(Data about app and page elements)
*****

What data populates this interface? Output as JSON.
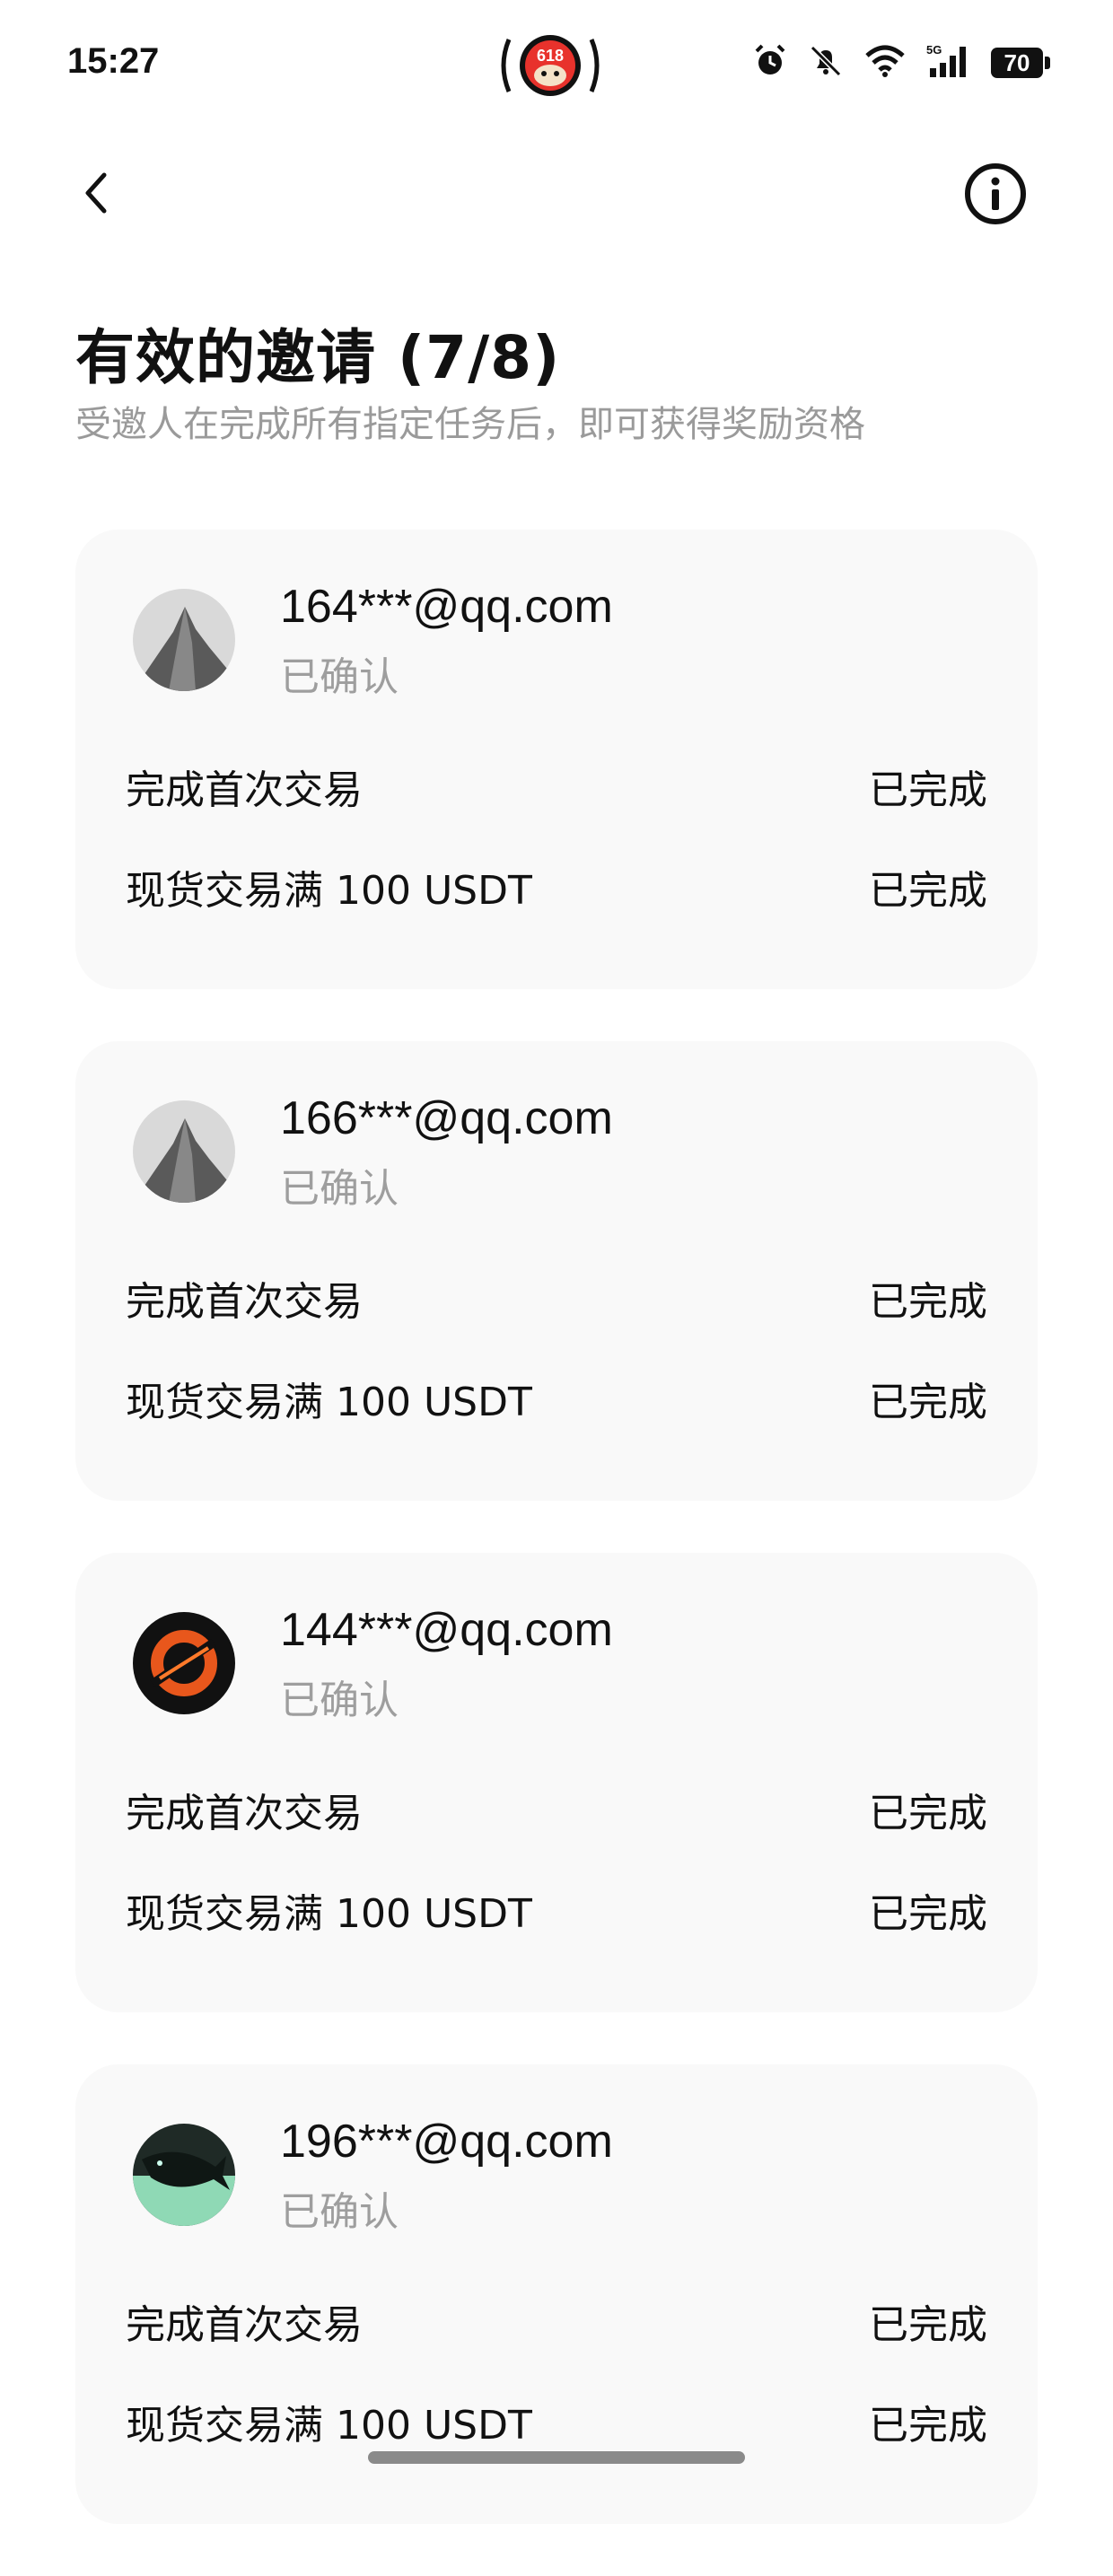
{
  "status_bar": {
    "time": "15:27",
    "center_badge": "618",
    "network": "5G",
    "battery": "70"
  },
  "header": {
    "title": "有效的邀请 (7/8)",
    "subtitle": "受邀人在完成所有指定任务后，即可获得奖励资格"
  },
  "invitations": [
    {
      "email": "164***@qq.com",
      "status": "已确认",
      "avatar": "mountain-avatar",
      "tasks": [
        {
          "name": "完成首次交易",
          "status": "已完成"
        },
        {
          "name": "现货交易满 100 USDT",
          "status": "已完成"
        }
      ]
    },
    {
      "email": "166***@qq.com",
      "status": "已确认",
      "avatar": "mountain-avatar",
      "tasks": [
        {
          "name": "完成首次交易",
          "status": "已完成"
        },
        {
          "name": "现货交易满 100 USDT",
          "status": "已完成"
        }
      ]
    },
    {
      "email": "144***@qq.com",
      "status": "已确认",
      "avatar": "orange-planet-avatar",
      "tasks": [
        {
          "name": "完成首次交易",
          "status": "已完成"
        },
        {
          "name": "现货交易满 100 USDT",
          "status": "已完成"
        }
      ]
    },
    {
      "email": "196***@qq.com",
      "status": "已确认",
      "avatar": "whale-avatar",
      "tasks": [
        {
          "name": "完成首次交易",
          "status": "已完成"
        },
        {
          "name": "现货交易满 100 USDT",
          "status": "已完成"
        }
      ]
    }
  ]
}
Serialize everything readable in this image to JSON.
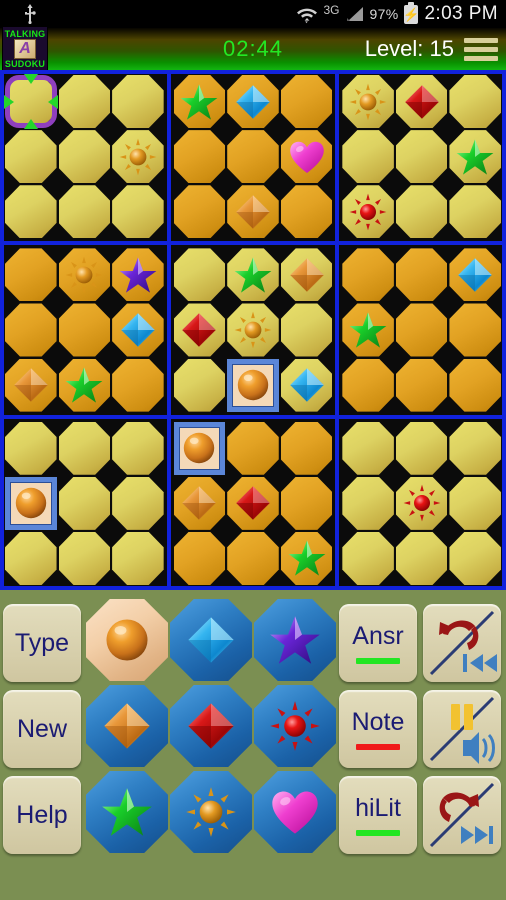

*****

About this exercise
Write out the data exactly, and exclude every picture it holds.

Written solution
What data populates this interface? Output as JSON.
{
  "status_bar": {
    "time": "15:27",
    "center_badge": "618",
    "network": "5G",
    "battery": "70"
  },
  "header": {
    "title": "有效的邀请 (7/8)",
    "subtitle": "受邀人在完成所有指定任务后，即可获得奖励资格"
  },
  "invitations": [
    {
      "email": "164***@qq.com",
      "status": "已确认",
      "avatar": "mountain-avatar",
      "tasks": [
        {
          "name": "完成首次交易",
          "status": "已完成"
        },
        {
          "name": "现货交易满 100 USDT",
          "status": "已完成"
        }
      ]
    },
    {
      "email": "166***@qq.com",
      "status": "已确认",
      "avatar": "mountain-avatar",
      "tasks": [
        {
          "name": "完成首次交易",
          "status": "已完成"
        },
        {
          "name": "现货交易满 100 USDT",
          "status": "已完成"
        }
      ]
    },
    {
      "email": "144***@qq.com",
      "status": "已确认",
      "avatar": "orange-planet-avatar",
      "tasks": [
        {
          "name": "完成首次交易",
          "status": "已完成"
        },
        {
          "name": "现货交易满 100 USDT",
          "status": "已完成"
        }
      ]
    },
    {
      "email": "196***@qq.com",
      "status": "已确认",
      "avatar": "whale-avatar",
      "tasks": [
        {
          "name": "完成首次交易",
          "status": "已完成"
        },
        {
          "name": "现货交易满 100 USDT",
          "status": "已完成"
        }
      ]
    }
  ]
}
Serialize everything readable in this image to JSON.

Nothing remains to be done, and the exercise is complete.